##### Listed entries
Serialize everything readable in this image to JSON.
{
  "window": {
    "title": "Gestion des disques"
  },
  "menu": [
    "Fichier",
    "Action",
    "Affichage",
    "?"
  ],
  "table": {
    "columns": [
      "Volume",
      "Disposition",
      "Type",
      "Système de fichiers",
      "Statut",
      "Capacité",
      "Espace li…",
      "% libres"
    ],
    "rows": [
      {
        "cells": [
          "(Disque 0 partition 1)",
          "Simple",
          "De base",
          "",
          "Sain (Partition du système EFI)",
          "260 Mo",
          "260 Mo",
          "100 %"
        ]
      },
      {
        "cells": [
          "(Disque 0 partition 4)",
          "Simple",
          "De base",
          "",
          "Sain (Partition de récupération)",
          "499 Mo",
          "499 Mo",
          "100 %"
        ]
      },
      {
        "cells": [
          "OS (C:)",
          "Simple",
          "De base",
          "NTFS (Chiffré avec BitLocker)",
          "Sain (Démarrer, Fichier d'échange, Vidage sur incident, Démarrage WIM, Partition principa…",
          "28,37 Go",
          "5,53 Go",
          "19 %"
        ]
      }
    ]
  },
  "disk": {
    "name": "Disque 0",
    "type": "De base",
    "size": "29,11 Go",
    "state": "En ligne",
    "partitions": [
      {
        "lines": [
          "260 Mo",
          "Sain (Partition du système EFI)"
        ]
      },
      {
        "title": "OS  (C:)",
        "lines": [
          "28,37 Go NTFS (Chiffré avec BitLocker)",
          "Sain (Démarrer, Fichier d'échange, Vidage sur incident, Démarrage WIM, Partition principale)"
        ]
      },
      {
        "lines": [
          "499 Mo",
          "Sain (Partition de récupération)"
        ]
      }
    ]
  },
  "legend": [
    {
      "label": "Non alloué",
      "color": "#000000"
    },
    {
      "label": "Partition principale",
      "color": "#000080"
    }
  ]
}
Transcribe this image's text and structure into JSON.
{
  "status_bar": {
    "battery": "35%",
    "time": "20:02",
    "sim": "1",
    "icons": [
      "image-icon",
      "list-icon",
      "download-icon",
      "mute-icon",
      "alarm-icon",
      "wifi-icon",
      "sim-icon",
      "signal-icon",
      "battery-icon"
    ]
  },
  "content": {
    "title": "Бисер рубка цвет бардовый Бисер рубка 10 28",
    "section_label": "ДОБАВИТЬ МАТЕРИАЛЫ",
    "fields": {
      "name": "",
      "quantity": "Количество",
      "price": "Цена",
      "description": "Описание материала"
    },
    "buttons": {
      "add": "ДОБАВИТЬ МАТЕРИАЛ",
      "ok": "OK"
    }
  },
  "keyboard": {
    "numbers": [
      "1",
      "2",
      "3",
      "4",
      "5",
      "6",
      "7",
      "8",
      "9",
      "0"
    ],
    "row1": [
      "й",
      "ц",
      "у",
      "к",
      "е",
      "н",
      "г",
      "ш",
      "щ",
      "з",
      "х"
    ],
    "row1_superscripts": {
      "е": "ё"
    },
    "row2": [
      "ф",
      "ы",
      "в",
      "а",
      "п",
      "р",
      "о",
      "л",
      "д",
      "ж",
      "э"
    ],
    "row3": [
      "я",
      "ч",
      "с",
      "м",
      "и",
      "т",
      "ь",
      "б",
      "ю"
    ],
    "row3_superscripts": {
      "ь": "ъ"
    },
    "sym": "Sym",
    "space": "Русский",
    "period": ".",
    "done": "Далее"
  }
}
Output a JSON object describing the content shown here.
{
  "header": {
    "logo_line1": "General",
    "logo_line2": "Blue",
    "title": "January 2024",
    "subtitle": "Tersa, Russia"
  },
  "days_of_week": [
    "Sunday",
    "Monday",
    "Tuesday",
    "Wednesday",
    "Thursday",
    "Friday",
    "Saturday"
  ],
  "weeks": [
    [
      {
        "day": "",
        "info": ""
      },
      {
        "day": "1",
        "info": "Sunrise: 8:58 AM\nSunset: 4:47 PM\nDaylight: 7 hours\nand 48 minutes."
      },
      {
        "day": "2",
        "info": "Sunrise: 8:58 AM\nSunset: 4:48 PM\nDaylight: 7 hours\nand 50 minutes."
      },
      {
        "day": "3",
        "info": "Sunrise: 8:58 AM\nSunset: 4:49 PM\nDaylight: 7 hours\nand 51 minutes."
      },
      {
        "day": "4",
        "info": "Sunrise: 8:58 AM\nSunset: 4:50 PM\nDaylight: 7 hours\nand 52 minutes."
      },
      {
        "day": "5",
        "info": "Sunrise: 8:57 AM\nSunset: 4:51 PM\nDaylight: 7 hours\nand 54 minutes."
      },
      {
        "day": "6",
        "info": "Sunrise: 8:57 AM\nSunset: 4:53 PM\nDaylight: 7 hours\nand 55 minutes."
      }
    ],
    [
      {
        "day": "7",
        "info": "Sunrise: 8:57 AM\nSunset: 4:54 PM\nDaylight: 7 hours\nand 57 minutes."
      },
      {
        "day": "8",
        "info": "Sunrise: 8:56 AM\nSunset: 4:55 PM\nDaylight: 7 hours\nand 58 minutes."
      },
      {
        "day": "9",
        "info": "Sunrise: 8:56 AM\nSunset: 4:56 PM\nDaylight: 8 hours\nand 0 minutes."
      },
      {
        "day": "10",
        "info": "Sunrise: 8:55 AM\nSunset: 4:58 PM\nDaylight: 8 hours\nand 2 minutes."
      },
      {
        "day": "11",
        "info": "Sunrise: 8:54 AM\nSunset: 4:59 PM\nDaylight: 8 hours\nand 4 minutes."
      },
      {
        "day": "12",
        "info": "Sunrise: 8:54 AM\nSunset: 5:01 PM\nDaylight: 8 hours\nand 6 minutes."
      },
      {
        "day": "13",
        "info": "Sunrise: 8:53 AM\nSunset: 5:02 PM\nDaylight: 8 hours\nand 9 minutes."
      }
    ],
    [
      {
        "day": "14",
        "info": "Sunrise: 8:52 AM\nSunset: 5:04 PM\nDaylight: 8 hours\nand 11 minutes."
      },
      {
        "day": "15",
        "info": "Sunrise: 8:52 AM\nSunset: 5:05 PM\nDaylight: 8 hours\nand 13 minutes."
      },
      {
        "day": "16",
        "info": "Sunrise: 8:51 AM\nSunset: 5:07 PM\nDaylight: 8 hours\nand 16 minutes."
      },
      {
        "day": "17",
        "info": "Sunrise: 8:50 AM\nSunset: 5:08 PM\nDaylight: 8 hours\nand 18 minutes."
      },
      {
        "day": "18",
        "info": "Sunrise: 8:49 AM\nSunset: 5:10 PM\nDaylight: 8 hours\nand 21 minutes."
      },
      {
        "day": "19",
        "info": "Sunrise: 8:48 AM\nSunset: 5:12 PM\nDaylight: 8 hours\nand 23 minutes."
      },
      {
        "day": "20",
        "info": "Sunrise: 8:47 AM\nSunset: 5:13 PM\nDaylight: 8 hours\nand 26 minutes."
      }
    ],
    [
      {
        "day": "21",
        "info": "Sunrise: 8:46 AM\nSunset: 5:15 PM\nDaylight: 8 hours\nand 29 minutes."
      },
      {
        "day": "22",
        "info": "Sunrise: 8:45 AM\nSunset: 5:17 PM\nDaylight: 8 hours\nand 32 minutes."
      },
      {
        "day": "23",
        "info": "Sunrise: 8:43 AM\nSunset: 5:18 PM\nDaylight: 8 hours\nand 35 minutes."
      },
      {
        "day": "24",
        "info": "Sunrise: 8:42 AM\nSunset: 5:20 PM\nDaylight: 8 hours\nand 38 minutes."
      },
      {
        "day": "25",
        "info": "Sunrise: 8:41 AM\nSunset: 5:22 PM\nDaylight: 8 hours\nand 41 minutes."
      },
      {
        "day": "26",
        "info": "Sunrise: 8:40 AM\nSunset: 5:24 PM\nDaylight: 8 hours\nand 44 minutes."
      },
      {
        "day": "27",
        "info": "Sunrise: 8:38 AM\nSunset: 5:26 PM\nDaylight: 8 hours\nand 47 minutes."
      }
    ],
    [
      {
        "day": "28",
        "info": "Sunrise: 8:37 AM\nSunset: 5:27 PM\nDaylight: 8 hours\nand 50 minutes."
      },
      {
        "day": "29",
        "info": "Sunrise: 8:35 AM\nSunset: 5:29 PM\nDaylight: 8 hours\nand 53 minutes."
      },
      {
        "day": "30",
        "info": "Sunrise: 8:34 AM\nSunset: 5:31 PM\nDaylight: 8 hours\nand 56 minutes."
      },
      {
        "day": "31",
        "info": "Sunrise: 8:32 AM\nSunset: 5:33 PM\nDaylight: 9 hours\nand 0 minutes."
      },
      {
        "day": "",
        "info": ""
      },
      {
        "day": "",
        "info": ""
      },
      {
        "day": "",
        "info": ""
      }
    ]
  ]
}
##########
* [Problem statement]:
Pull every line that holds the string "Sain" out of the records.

* [Finished exercise]:
          "Sain (Partition du système EFI)",
          "Sain (Partition de récupération)",
          "Sain (Démarrer, Fichier d'échange, Vidage sur incident, Démarrage WIM, Partition principa…",
          "Sain (Partition du système EFI)"
          "Sain (Démarrer, Fichier d'échange, Vidage sur incident, Démarrage WIM, Partition principale)"
          "Sain (Partition de récupération)"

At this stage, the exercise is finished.